Munich, 14 Aug 2000 (RFE/RL) -- A special working group of German federal and state officials met in Berlin today to consider a possible ban on a right-wing extremist party suspected of playing a role in growing anti-immigrant violence.
The party in question is the 6,000-member National Democratic Party (NDP).
Concern is growing that the attacks, if unchecked, could harm the country's image abroad and make it more difficult to recruit skilled foreign workers to live in the country.
In the latest incident, police arrested an NPD member in connection with a bomb attack on a Turkish snack bar in the eastern German city of Eisenach. The blast caused minor damage and no injuries. The suspect, a 19-year-old member of the NPD's youth movement, was to appear in court Friday.
Earlier this month, Eisenach was the scene of rightist violence when a gang of 20 neo-Nazis beat up two men from Togo and Sudan after chasing them through the city's streets.
Last month, a grenade attack in Duesseldorf injured 10 immigrants, including six Jews, from the former Soviet Union. A pipe bomb was also found and defused in front of a Bamberg home belonging to the family of a dead local Jewish leader. Police have no suspects in either attack.
In May, an NPD rally in the city of Passau, in Bavaria, heard a speech declaring that Germany was under American occupation and that only "a new German Reich" could rescue it. The speaker was a well-known right-winger, Manfred Roeder. Roeder was sentenced in 1982 to 13 years jail for his role in an attack on an immigrant hostel in which two people were killed and several injured. He served eight years.
At Friday's meeting in Berlin, the government's working group discussed its chances of persuading the Constitutional Court to outlaw the party. A ban can be issued only if the court determines that the party endangers the constitution.
The working group is expected to present its conclusions by mid-October.
A senior official at the Federal Interior Ministry, Brigitte Zypries, says any decision by the group to seek a constitutional ban needs careful consideration.
She says it would be a disaster if the court rejected the group's request because she says it would only encourage those who support right-wing parties.
Pressure for a ban comes mainly from provinces governed by conservative parties.

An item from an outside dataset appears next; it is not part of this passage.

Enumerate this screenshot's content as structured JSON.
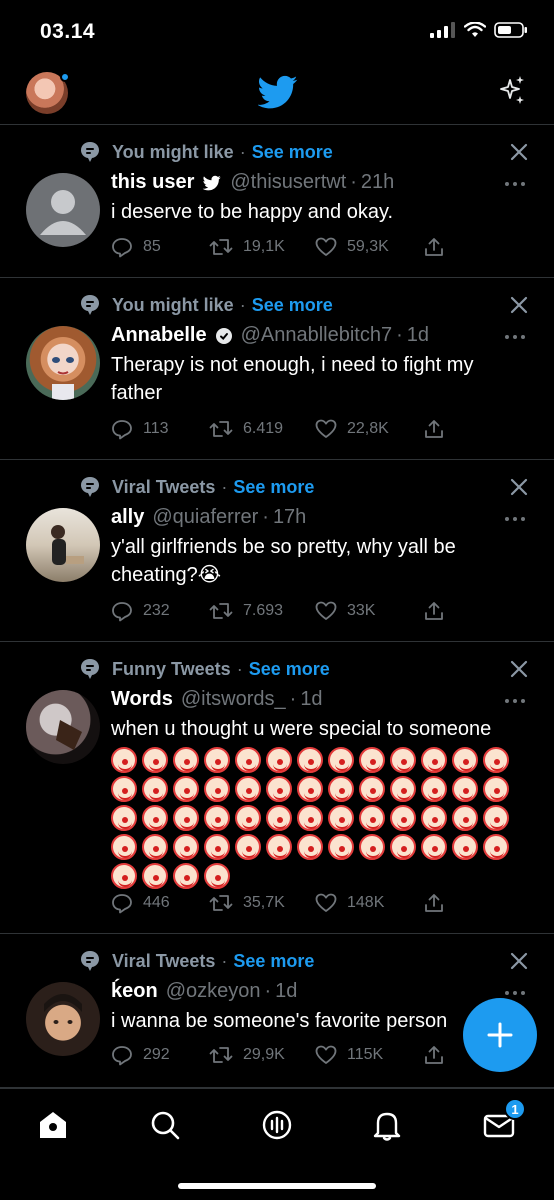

In Bavaria, Interior Minister Guenther Beckstein says the law on protecting political parties should not be used to assist the NPD in its activities:
"We cannot allow Neo-Nazis to use the protection granted by the law on political parties to carry on violent activities."
The chief of the local security organization in North Rhine-Westfalia, Rudiger Hesse, agrees and says the NPD protects skinheads and neo-Nazis committed to violence against immigrants.
But other provincial leaders, particularly those in eastern Germany where most NPD members are based, are doubtful a ban would be helpful.
They say any ban would only force skinheads and others committed to violence against immigrants to split into smaller groups, making it more difficult for police to track their activities.